_TASK TO COMPLETE_. Say how many lines of these entries include the word "نیاز", and answer with the number alone.

_SUPPLIED ENTRIES_.
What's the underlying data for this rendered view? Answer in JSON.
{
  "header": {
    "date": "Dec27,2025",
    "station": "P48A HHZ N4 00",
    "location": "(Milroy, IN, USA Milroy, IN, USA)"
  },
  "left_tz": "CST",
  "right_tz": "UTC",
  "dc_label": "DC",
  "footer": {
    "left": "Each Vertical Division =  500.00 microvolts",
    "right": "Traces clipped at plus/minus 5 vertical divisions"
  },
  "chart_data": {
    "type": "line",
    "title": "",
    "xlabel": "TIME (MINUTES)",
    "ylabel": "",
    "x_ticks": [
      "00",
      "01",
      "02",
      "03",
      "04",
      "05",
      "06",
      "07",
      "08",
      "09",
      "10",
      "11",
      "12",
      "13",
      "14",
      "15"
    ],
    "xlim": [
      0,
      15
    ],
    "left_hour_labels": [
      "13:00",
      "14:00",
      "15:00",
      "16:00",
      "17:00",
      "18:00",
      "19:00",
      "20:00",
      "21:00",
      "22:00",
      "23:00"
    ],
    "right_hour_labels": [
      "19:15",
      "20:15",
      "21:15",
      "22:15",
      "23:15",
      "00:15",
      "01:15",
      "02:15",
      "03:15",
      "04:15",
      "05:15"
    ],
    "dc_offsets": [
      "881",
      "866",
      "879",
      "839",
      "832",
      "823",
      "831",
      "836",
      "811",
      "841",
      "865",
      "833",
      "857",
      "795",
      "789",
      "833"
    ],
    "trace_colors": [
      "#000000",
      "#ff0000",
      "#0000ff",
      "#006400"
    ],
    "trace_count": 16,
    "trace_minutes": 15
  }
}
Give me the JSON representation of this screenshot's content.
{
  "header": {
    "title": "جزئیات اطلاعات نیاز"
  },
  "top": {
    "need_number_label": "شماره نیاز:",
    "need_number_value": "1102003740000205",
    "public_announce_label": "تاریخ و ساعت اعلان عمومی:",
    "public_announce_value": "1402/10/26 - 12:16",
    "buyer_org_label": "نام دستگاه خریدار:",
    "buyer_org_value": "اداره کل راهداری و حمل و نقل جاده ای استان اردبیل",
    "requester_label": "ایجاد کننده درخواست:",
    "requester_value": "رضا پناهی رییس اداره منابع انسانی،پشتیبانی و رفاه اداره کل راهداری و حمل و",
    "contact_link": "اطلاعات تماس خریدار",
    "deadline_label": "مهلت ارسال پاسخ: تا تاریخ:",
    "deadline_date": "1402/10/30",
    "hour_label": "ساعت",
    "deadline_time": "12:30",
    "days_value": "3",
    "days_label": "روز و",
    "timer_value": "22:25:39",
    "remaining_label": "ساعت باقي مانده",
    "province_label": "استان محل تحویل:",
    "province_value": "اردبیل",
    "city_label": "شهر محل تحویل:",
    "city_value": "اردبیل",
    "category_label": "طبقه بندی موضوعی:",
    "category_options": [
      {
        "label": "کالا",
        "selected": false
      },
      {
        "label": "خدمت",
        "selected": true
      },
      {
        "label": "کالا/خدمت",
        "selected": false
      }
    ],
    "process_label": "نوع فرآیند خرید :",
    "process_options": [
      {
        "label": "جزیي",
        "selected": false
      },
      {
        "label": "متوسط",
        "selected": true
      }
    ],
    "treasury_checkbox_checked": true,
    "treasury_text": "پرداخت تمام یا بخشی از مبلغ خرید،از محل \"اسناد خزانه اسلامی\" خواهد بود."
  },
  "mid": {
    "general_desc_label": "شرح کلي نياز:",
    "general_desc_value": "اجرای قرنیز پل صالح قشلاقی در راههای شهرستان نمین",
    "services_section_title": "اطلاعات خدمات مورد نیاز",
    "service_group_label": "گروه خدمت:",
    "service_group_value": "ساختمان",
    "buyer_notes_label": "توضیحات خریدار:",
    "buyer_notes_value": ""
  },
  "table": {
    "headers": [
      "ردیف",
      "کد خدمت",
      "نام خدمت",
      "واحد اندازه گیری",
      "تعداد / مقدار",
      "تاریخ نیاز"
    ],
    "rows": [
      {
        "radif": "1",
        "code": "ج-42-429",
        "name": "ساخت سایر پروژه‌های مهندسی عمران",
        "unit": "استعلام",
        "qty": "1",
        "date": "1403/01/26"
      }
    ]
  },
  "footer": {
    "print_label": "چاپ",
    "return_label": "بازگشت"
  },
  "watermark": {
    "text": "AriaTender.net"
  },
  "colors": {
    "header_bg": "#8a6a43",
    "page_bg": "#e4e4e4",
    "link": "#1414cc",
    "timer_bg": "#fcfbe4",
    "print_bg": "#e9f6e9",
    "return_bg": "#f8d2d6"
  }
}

_TASK SOLUTION_. 4